Following election day Sawant has posted increasing gains on ballot counts (Image: CHS)
The resurgence of Kshama Sawant in her race with Richard Conlin for the incumbent’s City Council seat continues.
UPDATE 4:40 PM (11/14): Sawant continued her slow but steady accumulation of votes over Conlin on Thursday, surpassing him by 1,148 votes. Thursday’s ballot release also put the race out of automatic recount territory. The two candidates are now separated by .67% — an automatic recount is triggered if the race is within a .5% difference.
Returns as of 4:30 PM on November 14. (Image: King County Elections)
UPDATE Wednesday, November 13th, 4:45 PM: Sawant’s surge continued with Wednesday’s only scheduled vote count update. The challenger has now opened a 402-vote lead over her rival.
UPDATE Tuesday, November 12th, 4:40 PM: Following the release of Tuesday’s batch of ballots, Sawant has pulled ahead of Conlin by 41 votes. If Sawant continues to post similar leads over Conlin in the next couple days she will not only have caught the incumbent from behind — she’ll have won outright, no recount required. If these current percentages hold, however, an automatic recount would be triggered.
“We’re very hopeful we’re going to make history,” said Sawant campaign manager Ramy Khalil, who attributed the late ballot surge to October campaign endorsements.
On election night Conlin was more than 7 points ahead of Sawant, with a 6,000 vote lead. Sawant refused to concede the race — good thing since Sawant has continued to narrow in on the incumbent. As of Friday Sawant was only trailing Conlin by 1,237 votes, narrowing the race to under 1%. If elected, Sawant would be the first socialist candidate ever elected to the city council. Her pro-worker, pro-middle class and anti-poverty messages have apparently resonated with voters — at least in this race. CHS has reported on her efforts to champion a $15 minimum wage and rent control in the city.

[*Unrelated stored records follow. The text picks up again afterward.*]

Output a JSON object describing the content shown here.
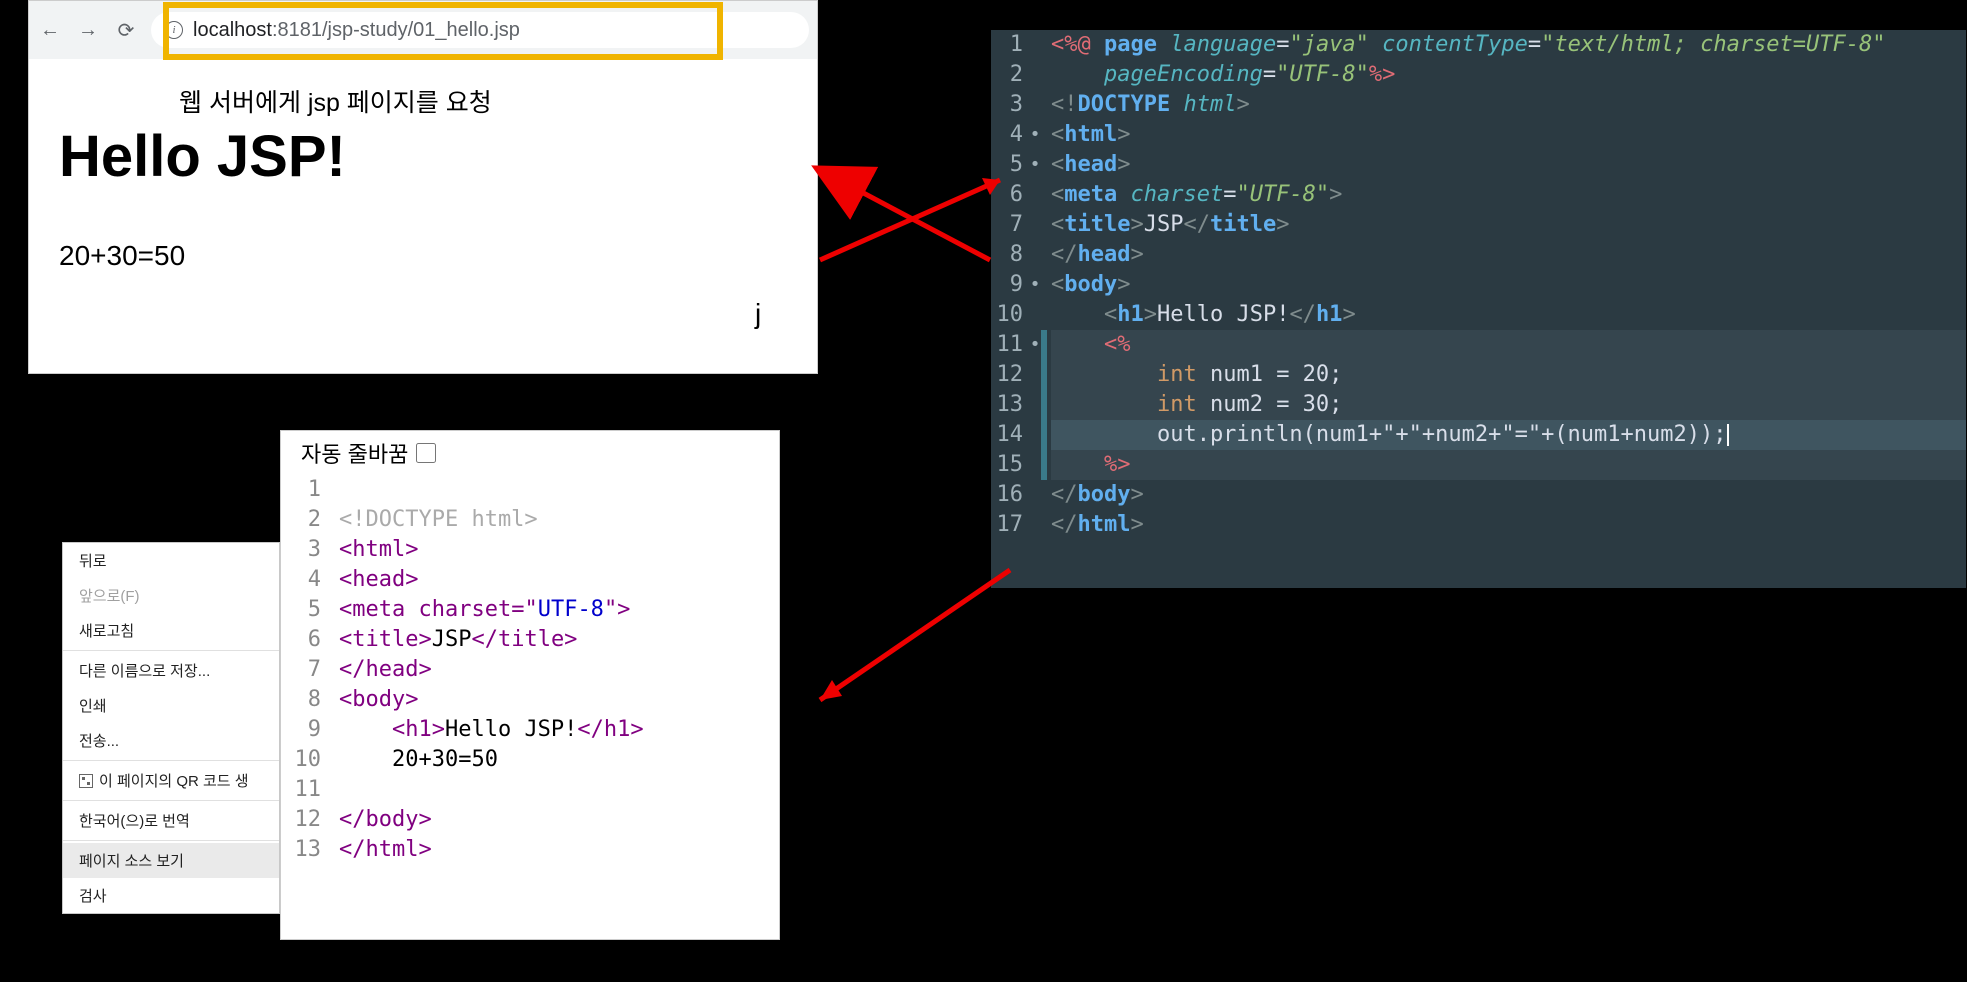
{
  "browser": {
    "url_host": "localhost",
    "url_port": ":8181",
    "url_path": "/jsp-study/01_hello.jsp",
    "annotation": "웹 서버에게 jsp 페이지를 요청",
    "h1": "Hello JSP!",
    "calc": "20+30=50"
  },
  "ctxmenu": {
    "items": [
      {
        "label": "뒤로",
        "disabled": false
      },
      {
        "label": "앞으로(F)",
        "disabled": true
      },
      {
        "label": "새로고침",
        "disabled": false
      },
      {
        "label": "다른 이름으로 저장...",
        "disabled": false
      },
      {
        "label": "인쇄",
        "disabled": false
      },
      {
        "label": "전송...",
        "disabled": false
      },
      {
        "label": "이 페이지의 QR 코드 생",
        "disabled": false
      },
      {
        "label": "한국어(으)로 번역",
        "disabled": false
      },
      {
        "label": "페이지 소스 보기",
        "disabled": false
      },
      {
        "label": "검사",
        "disabled": false
      }
    ]
  },
  "src": {
    "toolbar": "자동 줄바꿈",
    "lines": [
      {
        "n": 1,
        "html": ""
      },
      {
        "n": 2,
        "html": "<!DOCTYPE html>",
        "gray": true
      },
      {
        "n": 3,
        "html": "<html>"
      },
      {
        "n": 4,
        "html": "<head>"
      },
      {
        "n": 5,
        "html": "<meta charset=\"UTF-8\">"
      },
      {
        "n": 6,
        "html": "<title>JSP</title>"
      },
      {
        "n": 7,
        "html": "</head>"
      },
      {
        "n": 8,
        "html": "<body>"
      },
      {
        "n": 9,
        "html": "    <h1>Hello JSP!</h1>"
      },
      {
        "n": 10,
        "html": "    20+30=50",
        "plain": true
      },
      {
        "n": 11,
        "html": ""
      },
      {
        "n": 12,
        "html": "</body>"
      },
      {
        "n": 13,
        "html": "</html>"
      }
    ]
  },
  "editor": {
    "lines": [
      {
        "n": 1
      },
      {
        "n": 2
      },
      {
        "n": 3
      },
      {
        "n": 4,
        "m": "•"
      },
      {
        "n": 5,
        "m": "•"
      },
      {
        "n": 6
      },
      {
        "n": 7
      },
      {
        "n": 8
      },
      {
        "n": 9,
        "m": "•"
      },
      {
        "n": 10
      },
      {
        "n": 11,
        "m": "•",
        "c": true
      },
      {
        "n": 12,
        "c": true
      },
      {
        "n": 13,
        "c": true
      },
      {
        "n": 14,
        "c": true
      },
      {
        "n": 15,
        "c": true
      },
      {
        "n": 16
      },
      {
        "n": 17
      }
    ],
    "code": {
      "l1_a": "<%@",
      "l1_b": " page ",
      "l1_c": "language",
      "l1_d": "=",
      "l1_e": "\"java\"",
      "l1_f": " contentType",
      "l1_g": "=",
      "l1_h": "\"text/html; charset=UTF-8\"",
      "l2_a": "    pageEncoding",
      "l2_b": "=",
      "l2_c": "\"UTF-8\"",
      "l2_d": "%>",
      "l3_a": "<!",
      "l3_b": "DOCTYPE ",
      "l3_c": "html",
      "l3_d": ">",
      "l4": "<",
      "l4_b": "html",
      "l4_c": ">",
      "l5": "<",
      "l5_b": "head",
      "l5_c": ">",
      "l6_a": "<",
      "l6_b": "meta ",
      "l6_c": "charset",
      "l6_d": "=",
      "l6_e": "\"UTF-8\"",
      "l6_f": ">",
      "l7_a": "<",
      "l7_b": "title",
      "l7_c": ">",
      "l7_d": "JSP",
      "l7_e": "</",
      "l7_f": "title",
      "l7_g": ">",
      "l8_a": "</",
      "l8_b": "head",
      "l8_c": ">",
      "l9_a": "<",
      "l9_b": "body",
      "l9_c": ">",
      "l10_a": "    <",
      "l10_b": "h1",
      "l10_c": ">",
      "l10_d": "Hello JSP!",
      "l10_e": "</",
      "l10_f": "h1",
      "l10_g": ">",
      "l11": "    <%",
      "l12_a": "        ",
      "l12_b": "int",
      "l12_c": " num1 = 20;",
      "l13_a": "        ",
      "l13_b": "int",
      "l13_c": " num2 = 30;",
      "l14": "        out.println(num1+\"+\"+num2+\"=\"+(num1+num2));",
      "l15": "    %>",
      "l16_a": "</",
      "l16_b": "body",
      "l16_c": ">",
      "l17_a": "</",
      "l17_b": "html",
      "l17_c": ">"
    }
  }
}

The campaigns got word last week that some 5,600 ballots had been declared invalid, likely due to issues with ballot signatures. Over the weekend both campaigns launched efforts to reach out to voters whose ballots had been kicked backed. Continue reading